The new Meyer Sound system comprises eight MSL-6 Horn-Loaded High-Q Main loudspeakers and four SB-1 Parabolic Long-Throw Sound Beams. The MSL-6s cover the near and middle sections, while the SB-1s aim at the farthest grandstands — with some seats as much as 600 feet away.
Considering its uniform coverage of the U-shaped bowl, the new Meyer Sound system is remarkably compact, nestling snugly inside a 32-foot-long deck barely eight feet high by six feet deep. Because the scoreboard had been rebuilt only five years earlier to accommodate a Sony Jumbotron screen, there remained no budget for major structural renovations to house the new loudspeakers. Instead, the entire system had to be shoehorned into a shallow deck that was formerly allotted to camera crews.
"In other circumstances, I would have considered a tall vertical array for the long throw," says Kevin Day, principal system designer and an associate at the Dallas-based consulting firm of Wrightson, Johnson, Haddon and Williams. "But the architects on the project wouldn't allow it, so the Meyer Sound SB-1 became the solution of choice for the long throw."
Day adds that the SB-1 proved easy to install and integrate into the system. "There's no arraying to it. These are point-and-shoot devices. With amplifiers and processing built in, you simply feed it a signal and aim it. Also, the bandwidth extends significantly lower than the old multi-cellular horns they had in here before."
Boosting output level and extending the bandwidth were crucial considerations in specifying the new system. For the previous five years, the Jumbotron had provided high-impact visuals — but with no sound to match. Despite the space crunch, Day needed to design a system that could accommodate the punch of modern music. "With the new Meyer Sound system, we are getting a couple octaves lower and about ten dB more maximum output," says Day, "and the response is much more flat."
According to Purdue's Jay Cooperider, the added audio impact has pumped up this season's pre-game energy. "Our fire-up video is set to the tune of 'When Worlds Collide,' and it would have sounded like high-level static on the old system. Now, we have a system that can handle rocking music."

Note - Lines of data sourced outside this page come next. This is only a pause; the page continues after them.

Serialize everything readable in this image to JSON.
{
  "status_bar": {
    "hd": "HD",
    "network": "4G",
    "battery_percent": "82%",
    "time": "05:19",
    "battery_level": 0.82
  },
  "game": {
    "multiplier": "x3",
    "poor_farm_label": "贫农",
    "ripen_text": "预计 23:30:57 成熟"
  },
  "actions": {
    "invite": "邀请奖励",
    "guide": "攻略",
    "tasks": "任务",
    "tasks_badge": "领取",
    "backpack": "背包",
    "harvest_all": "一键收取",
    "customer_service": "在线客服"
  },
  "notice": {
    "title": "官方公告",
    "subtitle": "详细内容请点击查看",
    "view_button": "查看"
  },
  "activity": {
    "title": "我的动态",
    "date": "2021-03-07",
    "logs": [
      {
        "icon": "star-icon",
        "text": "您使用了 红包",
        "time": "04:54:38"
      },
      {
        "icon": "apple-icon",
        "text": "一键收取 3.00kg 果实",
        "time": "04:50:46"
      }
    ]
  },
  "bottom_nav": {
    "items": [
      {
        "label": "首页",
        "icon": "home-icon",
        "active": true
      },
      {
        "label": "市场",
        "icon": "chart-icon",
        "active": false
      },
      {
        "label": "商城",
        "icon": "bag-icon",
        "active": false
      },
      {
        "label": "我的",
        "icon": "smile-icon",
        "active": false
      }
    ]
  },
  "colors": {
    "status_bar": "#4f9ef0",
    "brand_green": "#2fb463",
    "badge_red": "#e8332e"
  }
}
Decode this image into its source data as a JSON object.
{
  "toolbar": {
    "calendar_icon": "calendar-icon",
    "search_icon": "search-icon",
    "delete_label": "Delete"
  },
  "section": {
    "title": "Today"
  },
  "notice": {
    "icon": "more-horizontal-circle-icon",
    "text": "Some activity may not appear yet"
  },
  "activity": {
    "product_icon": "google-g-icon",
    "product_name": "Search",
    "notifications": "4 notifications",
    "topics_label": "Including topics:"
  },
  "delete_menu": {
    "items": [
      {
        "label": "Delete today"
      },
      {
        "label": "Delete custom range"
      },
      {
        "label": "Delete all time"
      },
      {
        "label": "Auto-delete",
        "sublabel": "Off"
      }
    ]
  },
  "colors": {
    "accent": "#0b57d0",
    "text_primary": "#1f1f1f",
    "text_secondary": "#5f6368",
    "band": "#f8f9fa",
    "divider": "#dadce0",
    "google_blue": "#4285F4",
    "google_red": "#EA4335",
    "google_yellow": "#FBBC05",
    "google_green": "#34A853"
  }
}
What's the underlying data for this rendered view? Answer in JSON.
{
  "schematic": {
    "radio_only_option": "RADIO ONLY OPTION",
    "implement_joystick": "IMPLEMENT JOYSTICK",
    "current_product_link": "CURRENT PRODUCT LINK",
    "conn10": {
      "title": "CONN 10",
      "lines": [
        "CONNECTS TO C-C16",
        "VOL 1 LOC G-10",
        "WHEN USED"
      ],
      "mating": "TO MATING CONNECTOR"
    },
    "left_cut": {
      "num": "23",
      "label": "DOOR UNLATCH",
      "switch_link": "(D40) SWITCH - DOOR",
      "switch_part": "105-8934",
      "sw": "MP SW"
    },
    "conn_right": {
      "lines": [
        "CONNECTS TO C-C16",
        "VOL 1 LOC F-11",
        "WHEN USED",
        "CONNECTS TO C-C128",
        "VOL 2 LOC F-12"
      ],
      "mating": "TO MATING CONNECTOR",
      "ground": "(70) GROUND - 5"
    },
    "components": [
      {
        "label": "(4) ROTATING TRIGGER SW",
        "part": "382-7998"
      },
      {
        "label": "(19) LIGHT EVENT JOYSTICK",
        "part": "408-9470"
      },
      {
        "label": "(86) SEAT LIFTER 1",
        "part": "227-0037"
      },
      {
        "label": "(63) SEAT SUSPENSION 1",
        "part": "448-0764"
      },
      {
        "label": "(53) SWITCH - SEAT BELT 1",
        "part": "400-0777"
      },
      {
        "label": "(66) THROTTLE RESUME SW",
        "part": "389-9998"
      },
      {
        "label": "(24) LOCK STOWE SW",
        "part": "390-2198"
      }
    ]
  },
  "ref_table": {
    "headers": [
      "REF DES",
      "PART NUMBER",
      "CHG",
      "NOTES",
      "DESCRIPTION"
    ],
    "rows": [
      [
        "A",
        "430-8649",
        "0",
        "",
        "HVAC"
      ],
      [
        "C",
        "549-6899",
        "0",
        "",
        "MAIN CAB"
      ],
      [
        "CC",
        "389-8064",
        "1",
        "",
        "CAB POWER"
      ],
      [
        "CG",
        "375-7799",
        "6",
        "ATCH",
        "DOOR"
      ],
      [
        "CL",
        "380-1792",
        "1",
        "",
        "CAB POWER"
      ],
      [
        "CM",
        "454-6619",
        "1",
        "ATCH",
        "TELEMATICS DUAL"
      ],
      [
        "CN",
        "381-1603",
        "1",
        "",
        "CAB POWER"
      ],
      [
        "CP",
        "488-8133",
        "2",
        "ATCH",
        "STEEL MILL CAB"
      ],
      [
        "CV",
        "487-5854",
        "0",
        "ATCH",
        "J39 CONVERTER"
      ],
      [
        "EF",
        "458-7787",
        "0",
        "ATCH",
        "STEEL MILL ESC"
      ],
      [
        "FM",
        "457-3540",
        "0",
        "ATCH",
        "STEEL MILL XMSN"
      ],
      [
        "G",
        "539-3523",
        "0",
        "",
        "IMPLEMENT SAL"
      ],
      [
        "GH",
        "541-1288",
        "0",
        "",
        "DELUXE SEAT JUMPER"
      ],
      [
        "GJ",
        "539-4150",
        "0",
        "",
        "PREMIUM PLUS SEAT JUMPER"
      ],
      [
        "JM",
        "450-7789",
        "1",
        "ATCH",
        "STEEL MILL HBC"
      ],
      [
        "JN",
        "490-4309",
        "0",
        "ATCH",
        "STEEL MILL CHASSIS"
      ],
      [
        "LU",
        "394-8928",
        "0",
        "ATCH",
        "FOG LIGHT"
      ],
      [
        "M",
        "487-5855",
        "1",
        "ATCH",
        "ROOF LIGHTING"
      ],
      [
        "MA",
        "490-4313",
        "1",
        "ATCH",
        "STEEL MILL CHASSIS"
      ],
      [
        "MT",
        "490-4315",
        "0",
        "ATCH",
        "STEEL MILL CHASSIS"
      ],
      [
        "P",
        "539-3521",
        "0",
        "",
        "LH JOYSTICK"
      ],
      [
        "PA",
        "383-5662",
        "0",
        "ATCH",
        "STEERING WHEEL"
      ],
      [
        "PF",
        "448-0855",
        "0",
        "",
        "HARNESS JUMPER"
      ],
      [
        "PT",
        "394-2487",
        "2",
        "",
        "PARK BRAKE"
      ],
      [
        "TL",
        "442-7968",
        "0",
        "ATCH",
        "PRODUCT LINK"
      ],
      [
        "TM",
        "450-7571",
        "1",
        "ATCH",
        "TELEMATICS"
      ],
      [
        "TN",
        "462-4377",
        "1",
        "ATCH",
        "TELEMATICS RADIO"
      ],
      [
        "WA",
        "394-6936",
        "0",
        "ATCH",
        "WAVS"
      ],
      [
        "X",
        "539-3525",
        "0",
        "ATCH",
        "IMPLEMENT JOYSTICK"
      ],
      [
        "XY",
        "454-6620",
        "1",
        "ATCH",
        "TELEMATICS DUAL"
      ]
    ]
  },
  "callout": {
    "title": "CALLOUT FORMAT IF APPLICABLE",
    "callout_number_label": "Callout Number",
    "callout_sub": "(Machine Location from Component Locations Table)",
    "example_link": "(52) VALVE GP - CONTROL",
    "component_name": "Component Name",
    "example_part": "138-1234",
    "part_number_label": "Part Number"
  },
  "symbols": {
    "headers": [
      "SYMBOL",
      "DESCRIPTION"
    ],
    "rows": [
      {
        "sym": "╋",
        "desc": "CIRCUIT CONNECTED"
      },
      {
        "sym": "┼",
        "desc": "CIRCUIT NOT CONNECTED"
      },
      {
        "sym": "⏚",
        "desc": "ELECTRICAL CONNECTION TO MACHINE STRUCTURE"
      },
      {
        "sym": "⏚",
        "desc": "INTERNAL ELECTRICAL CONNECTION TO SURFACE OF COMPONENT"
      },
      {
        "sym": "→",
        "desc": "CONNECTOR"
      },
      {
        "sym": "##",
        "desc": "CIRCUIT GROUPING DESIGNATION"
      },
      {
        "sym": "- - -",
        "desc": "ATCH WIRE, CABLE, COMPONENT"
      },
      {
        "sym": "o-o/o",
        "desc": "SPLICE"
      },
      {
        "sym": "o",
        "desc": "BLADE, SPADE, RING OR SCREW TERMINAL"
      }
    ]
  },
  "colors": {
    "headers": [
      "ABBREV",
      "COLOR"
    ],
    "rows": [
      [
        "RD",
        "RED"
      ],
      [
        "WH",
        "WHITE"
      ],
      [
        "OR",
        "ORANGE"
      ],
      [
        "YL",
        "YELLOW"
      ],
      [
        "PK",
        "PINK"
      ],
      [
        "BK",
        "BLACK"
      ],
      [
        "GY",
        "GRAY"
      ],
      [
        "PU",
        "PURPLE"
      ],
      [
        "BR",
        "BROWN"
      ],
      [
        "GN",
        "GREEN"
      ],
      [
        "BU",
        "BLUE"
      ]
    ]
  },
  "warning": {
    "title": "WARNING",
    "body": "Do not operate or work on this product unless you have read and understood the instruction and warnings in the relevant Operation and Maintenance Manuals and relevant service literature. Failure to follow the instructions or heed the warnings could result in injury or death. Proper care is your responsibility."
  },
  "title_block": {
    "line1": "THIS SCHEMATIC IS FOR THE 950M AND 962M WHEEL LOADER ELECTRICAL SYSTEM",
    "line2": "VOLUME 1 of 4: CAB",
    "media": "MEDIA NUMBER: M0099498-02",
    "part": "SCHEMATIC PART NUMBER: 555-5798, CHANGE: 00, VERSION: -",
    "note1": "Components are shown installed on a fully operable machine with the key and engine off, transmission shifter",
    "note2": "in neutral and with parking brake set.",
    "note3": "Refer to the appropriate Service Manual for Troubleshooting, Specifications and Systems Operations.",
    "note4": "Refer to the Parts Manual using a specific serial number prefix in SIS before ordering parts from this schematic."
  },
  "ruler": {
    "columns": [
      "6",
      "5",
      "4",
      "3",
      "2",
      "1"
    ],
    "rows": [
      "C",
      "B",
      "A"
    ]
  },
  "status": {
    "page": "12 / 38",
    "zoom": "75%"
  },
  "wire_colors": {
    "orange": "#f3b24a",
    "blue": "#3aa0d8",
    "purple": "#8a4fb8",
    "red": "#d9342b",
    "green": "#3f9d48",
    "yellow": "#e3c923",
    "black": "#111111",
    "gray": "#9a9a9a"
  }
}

Curiously, one of the first steps toward the stadium system upgrade started in a venue known for music of a more refined nature: Purdue's 6,000-seat Elliot Hall of Music, where a Meyer Sound system was installed several years ago. When consultations began with WJHW, several university officials expressed a preference for a Meyer Sound system — among them, senior electrical engineer Charlie Beard. "We were extremely pleased with what we had in the Hall of Music, and we had heard that Meyer had installed a stadium system at Tampa Bay," he says. "The sound quality was a point in favor of Meyer Sound loudspeakers, but longevity was also a key consideration. We like things that last for a long time. The last time we touched the stadium system was in the mid-1960s, and we were looking for something that we felt would do the job for many years to come."